TASK TO CARRY OUT: Copy out the records again. Change nothing.

── SOURCE DATA ──

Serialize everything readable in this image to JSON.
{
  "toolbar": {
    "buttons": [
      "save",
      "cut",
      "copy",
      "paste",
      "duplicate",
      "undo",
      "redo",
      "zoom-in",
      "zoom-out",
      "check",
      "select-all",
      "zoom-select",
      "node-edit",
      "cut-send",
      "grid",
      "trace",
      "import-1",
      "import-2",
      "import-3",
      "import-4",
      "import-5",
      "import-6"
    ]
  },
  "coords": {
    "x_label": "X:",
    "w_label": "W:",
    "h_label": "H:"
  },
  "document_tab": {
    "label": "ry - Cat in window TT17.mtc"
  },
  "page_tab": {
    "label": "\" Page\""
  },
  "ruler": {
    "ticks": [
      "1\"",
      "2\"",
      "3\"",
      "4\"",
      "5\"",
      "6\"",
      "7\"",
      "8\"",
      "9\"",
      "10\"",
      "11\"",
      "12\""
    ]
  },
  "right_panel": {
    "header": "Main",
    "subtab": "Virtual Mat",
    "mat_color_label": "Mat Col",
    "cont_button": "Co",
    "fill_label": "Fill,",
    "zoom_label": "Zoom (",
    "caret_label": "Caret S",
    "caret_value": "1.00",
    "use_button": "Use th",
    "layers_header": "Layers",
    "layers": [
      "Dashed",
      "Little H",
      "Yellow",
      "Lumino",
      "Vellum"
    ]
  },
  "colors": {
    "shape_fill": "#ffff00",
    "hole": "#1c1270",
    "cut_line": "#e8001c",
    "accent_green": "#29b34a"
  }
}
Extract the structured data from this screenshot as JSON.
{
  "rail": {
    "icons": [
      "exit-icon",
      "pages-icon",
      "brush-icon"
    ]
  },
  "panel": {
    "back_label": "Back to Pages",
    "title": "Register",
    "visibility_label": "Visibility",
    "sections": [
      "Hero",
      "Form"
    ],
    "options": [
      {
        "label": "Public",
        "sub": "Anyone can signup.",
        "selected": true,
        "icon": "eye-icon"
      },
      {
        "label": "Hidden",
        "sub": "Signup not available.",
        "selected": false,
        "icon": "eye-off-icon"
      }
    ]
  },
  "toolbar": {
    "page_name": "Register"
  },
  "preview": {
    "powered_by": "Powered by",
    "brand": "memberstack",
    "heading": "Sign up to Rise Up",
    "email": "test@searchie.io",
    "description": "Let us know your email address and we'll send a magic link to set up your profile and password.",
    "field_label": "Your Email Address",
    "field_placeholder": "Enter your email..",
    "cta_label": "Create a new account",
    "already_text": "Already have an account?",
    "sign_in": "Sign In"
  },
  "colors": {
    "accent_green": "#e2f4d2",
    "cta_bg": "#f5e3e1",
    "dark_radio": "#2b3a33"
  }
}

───

ANSWER:
Serialize everything readable in this image to JSON.
{
  "toolbar": {
    "buttons": [
      "save",
      "cut",
      "copy",
      "paste",
      "duplicate",
      "undo",
      "redo",
      "zoom-in",
      "zoom-out",
      "check",
      "select-all",
      "zoom-select",
      "node-edit",
      "cut-send",
      "grid",
      "trace",
      "import-1",
      "import-2",
      "import-3",
      "import-4",
      "import-5",
      "import-6"
    ]
  },
  "coords": {
    "x_label": "X:",
    "w_label": "W:",
    "h_label": "H:"
  },
  "document_tab": {
    "label": "ry - Cat in window TT17.mtc"
  },
  "page_tab": {
    "label": "\" Page\""
  },
  "ruler": {
    "ticks": [
      "1\"",
      "2\"",
      "3\"",
      "4\"",
      "5\"",
      "6\"",
      "7\"",
      "8\"",
      "9\"",
      "10\"",
      "11\"",
      "12\""
    ]
  },
  "right_panel": {
    "header": "Main",
    "subtab": "Virtual Mat",
    "mat_color_label": "Mat Col",
    "cont_button": "Co",
    "fill_label": "Fill,",
    "zoom_label": "Zoom (",
    "caret_label": "Caret S",
    "caret_value": "1.00",
    "use_button": "Use th",
    "layers_header": "Layers",
    "layers": [
      "Dashed",
      "Little H",
      "Yellow",
      "Lumino",
      "Vellum"
    ]
  },
  "colors": {
    "shape_fill": "#ffff00",
    "hole": "#1c1270",
    "cut_line": "#e8001c",
    "accent_green": "#29b34a"
  }
}
Extract the structured data from this screenshot as JSON.
{
  "rail": {
    "icons": [
      "exit-icon",
      "pages-icon",
      "brush-icon"
    ]
  },
  "panel": {
    "back_label": "Back to Pages",
    "title": "Register",
    "visibility_label": "Visibility",
    "sections": [
      "Hero",
      "Form"
    ],
    "options": [
      {
        "label": "Public",
        "sub": "Anyone can signup.",
        "selected": true,
        "icon": "eye-icon"
      },
      {
        "label": "Hidden",
        "sub": "Signup not available.",
        "selected": false,
        "icon": "eye-off-icon"
      }
    ]
  },
  "toolbar": {
    "page_name": "Register"
  },
  "preview": {
    "powered_by": "Powered by",
    "brand": "memberstack",
    "heading": "Sign up to Rise Up",
    "email": "test@searchie.io",
    "description": "Let us know your email address and we'll send a magic link to set up your profile and password.",
    "field_label": "Your Email Address",
    "field_placeholder": "Enter your email..",
    "cta_label": "Create a new account",
    "already_text": "Already have an account?",
    "sign_in": "Sign In"
  },
  "colors": {
    "accent_green": "#e2f4d2",
    "cta_bg": "#f5e3e1",
    "dark_radio": "#2b3a33"
  }
}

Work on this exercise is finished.